Try it: Take the entries below and retype them word for word, excluding the images.

Data about app and page elements:
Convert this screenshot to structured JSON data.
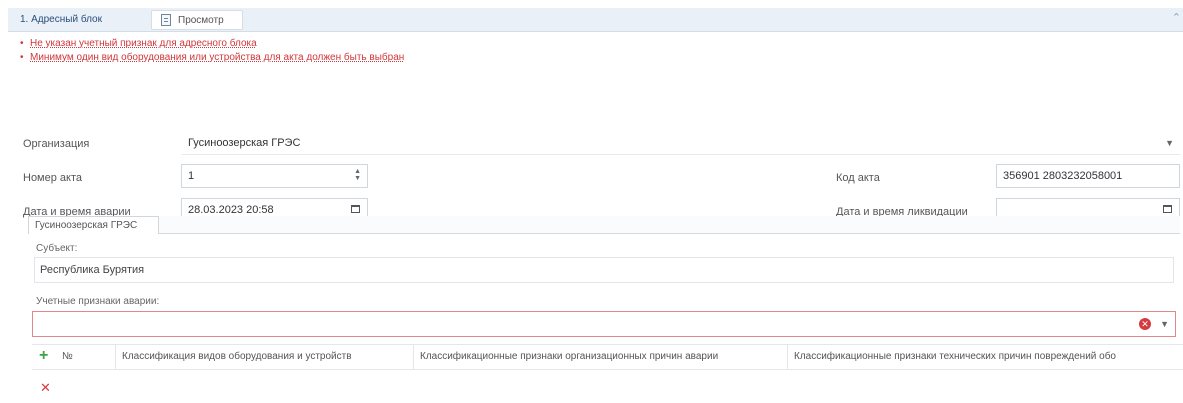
{
  "header": {
    "title": "1. Адресный блок",
    "view_button_label": "Просмотр"
  },
  "errors": [
    "Не указан учетный признак для адресного блока",
    "Минимум один вид оборудования или устройства для акта должен быть выбран"
  ],
  "form": {
    "organization": {
      "label": "Организация",
      "value": "Гусиноозерская ГРЭС"
    },
    "act_number": {
      "label": "Номер акта",
      "value": "1"
    },
    "act_code": {
      "label": "Код акта",
      "value": "356901 2803232058001"
    },
    "accident_datetime": {
      "label": "Дата и время аварии",
      "value": "28.03.2023 20:58"
    },
    "liquidation_datetime": {
      "label": "Дата и время ликвидации",
      "value": ""
    }
  },
  "tabs": [
    {
      "label": "Гусиноозерская ГРЭС"
    }
  ],
  "subject": {
    "label": "Субъект:",
    "value": "Республика Бурятия"
  },
  "accident_signs": {
    "label": "Учетные признаки аварии:",
    "value": ""
  },
  "grid": {
    "columns": [
      "№",
      "Классификация видов оборудования и устройств",
      "Классификационные признаки организационных причин аварии",
      "Классификационные признаки технических причин повреждений обо"
    ]
  },
  "colors": {
    "error": "#d0363b",
    "header_bg": "#e9f0f8",
    "add": "#3da34a"
  },
  "icons": [
    "document-icon",
    "chevron-up-icon",
    "chevron-down-icon",
    "spinner-icon",
    "calendar-icon",
    "clear-icon",
    "plus-icon",
    "delete-icon"
  ]
}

Written solution:
Convert this screenshot to structured JSON data.
{
  "header": {
    "title": "1. Адресный блок",
    "view_button_label": "Просмотр"
  },
  "errors": [
    "Не указан учетный признак для адресного блока",
    "Минимум один вид оборудования или устройства для акта должен быть выбран"
  ],
  "form": {
    "organization": {
      "label": "Организация",
      "value": "Гусиноозерская ГРЭС"
    },
    "act_number": {
      "label": "Номер акта",
      "value": "1"
    },
    "act_code": {
      "label": "Код акта",
      "value": "356901 2803232058001"
    },
    "accident_datetime": {
      "label": "Дата и время аварии",
      "value": "28.03.2023 20:58"
    },
    "liquidation_datetime": {
      "label": "Дата и время ликвидации",
      "value": ""
    }
  },
  "tabs": [
    {
      "label": "Гусиноозерская ГРЭС"
    }
  ],
  "subject": {
    "label": "Субъект:",
    "value": "Республика Бурятия"
  },
  "accident_signs": {
    "label": "Учетные признаки аварии:",
    "value": ""
  },
  "grid": {
    "columns": [
      "№",
      "Классификация видов оборудования и устройств",
      "Классификационные признаки организационных причин аварии",
      "Классификационные признаки технических причин повреждений обо"
    ]
  },
  "colors": {
    "error": "#d0363b",
    "header_bg": "#e9f0f8",
    "add": "#3da34a"
  },
  "icons": [
    "document-icon",
    "chevron-up-icon",
    "chevron-down-icon",
    "spinner-icon",
    "calendar-icon",
    "clear-icon",
    "plus-icon",
    "delete-icon"
  ]
}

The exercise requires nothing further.